The Helgoland Roads long-term plankton monitoring programme
The Biological Station Helgoland holds one of the largest and longest marine plankton time series in Europe, named 'Helgoland Roads' after the sampling location. This time series has been running continuously, with samples taken on a work-daily basis since 1962. As far as possible species counts are carried out at species level. This has allowed us to show long-term changes in abundance and seasonality of different organisms, but also to reliably demonstrate the appearance of species entirely new in the Helgoland Roads phytoplankton community. More complex analyses have also shown long-term shifts in diversity and delays in the start of the spring bloom after warm autumn/winter seasons. The latter was shown using a simple index: The mean diatom day.
Zooplankton samples have been collected and analyzed regularly since1975. This data series is an invaluable tool for investigations of zooplankton diversity, trophic interactions and the phenology i.e. the annual timing of occurrence and abundance of individual species. The time series could also be used to document the appearance/invasion of new species such as the ctenophore Mnemiopsis leidyi.
In addition to the phytoplankton, the time series also includes physico-chemical data. Inorganic nutrients (silicate, nitrate, nitrite, phosphate, ammonium), temperature, salinity and secchi depth are all measured and are also available from 1962 onwards (exception: silicate is available from 1967 onwards.)
All data are archived in Pangaea: Click here for list of data

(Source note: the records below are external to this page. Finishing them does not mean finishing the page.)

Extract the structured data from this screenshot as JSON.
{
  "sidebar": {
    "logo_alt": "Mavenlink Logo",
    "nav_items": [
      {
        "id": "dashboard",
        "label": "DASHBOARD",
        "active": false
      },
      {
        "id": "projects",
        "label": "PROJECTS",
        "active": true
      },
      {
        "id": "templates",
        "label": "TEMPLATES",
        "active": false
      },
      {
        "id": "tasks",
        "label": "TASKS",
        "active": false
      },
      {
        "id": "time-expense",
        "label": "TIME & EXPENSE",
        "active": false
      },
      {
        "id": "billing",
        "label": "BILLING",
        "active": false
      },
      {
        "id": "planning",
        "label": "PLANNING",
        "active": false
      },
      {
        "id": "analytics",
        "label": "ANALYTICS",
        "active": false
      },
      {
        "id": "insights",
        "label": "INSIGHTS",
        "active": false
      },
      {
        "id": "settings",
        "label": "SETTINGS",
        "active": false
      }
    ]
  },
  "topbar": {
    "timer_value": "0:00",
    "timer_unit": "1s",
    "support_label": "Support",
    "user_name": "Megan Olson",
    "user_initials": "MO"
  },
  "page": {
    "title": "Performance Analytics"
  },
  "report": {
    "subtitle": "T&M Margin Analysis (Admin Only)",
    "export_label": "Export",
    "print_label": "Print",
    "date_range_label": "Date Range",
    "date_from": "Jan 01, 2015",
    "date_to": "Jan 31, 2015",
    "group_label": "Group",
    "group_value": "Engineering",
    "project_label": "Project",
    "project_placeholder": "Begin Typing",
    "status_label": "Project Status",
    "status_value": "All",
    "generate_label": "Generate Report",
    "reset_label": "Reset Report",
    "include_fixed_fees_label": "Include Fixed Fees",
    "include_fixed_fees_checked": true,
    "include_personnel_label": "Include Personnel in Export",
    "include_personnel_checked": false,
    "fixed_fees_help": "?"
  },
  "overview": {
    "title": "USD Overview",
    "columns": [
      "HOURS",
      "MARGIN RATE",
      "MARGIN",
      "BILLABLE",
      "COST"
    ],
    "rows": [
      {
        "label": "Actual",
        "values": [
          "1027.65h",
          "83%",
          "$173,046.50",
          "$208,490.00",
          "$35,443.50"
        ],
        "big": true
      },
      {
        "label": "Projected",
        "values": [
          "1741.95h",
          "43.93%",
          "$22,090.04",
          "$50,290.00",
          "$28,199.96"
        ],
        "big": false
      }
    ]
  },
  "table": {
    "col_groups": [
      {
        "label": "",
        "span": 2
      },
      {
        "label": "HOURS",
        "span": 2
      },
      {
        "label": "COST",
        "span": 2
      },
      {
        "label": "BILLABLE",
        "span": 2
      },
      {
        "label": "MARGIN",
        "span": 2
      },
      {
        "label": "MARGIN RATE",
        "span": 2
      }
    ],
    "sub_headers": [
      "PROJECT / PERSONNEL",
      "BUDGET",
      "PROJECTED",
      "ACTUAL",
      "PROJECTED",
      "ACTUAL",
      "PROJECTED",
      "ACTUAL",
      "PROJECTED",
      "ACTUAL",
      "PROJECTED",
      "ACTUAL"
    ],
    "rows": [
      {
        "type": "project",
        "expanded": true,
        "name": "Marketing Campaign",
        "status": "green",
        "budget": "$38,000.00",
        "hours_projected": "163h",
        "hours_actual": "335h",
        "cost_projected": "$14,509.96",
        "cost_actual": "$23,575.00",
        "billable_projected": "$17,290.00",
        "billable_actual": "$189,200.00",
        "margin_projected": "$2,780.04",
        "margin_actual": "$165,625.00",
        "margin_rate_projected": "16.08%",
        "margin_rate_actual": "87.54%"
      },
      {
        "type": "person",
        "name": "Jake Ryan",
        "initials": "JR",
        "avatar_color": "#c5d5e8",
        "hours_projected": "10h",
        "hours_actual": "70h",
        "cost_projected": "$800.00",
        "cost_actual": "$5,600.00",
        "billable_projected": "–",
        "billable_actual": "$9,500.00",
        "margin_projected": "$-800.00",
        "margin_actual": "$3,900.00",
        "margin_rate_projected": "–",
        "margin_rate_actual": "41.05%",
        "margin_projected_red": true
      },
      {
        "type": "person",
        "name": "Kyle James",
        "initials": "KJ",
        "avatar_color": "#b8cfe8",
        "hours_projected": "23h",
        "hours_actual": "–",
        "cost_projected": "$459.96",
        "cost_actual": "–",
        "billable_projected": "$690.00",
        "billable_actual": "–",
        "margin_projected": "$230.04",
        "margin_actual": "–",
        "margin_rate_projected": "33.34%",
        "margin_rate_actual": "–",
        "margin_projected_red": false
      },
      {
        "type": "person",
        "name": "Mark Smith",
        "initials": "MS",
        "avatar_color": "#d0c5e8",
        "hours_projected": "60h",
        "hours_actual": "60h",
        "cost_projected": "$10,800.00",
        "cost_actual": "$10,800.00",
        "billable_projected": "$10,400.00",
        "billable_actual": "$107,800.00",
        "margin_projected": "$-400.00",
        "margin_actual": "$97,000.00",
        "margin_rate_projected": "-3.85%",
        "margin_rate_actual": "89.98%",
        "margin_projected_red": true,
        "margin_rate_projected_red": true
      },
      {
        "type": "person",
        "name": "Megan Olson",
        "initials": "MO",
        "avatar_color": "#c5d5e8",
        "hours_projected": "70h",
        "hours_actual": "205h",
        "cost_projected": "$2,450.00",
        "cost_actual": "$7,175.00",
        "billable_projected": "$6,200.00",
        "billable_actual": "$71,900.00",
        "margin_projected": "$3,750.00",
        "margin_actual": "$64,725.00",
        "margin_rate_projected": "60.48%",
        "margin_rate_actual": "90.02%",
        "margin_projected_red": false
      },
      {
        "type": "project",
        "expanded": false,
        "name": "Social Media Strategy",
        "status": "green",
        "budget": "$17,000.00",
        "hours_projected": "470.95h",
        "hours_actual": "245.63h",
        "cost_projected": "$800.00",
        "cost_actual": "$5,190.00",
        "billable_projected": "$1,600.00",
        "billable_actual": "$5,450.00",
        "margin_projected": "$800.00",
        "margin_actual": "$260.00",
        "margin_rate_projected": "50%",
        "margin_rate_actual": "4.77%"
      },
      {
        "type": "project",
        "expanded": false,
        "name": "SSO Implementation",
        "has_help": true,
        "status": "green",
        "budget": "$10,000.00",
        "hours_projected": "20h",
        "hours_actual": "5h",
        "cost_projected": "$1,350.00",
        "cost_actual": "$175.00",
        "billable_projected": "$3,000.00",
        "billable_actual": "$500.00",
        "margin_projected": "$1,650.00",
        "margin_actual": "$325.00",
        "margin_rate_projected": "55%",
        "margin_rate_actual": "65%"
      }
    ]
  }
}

Fig. 1 Location of the sampling site for the Helgoland Roads long-term datasets, including the Helgoland transects ('Schnittfahrten).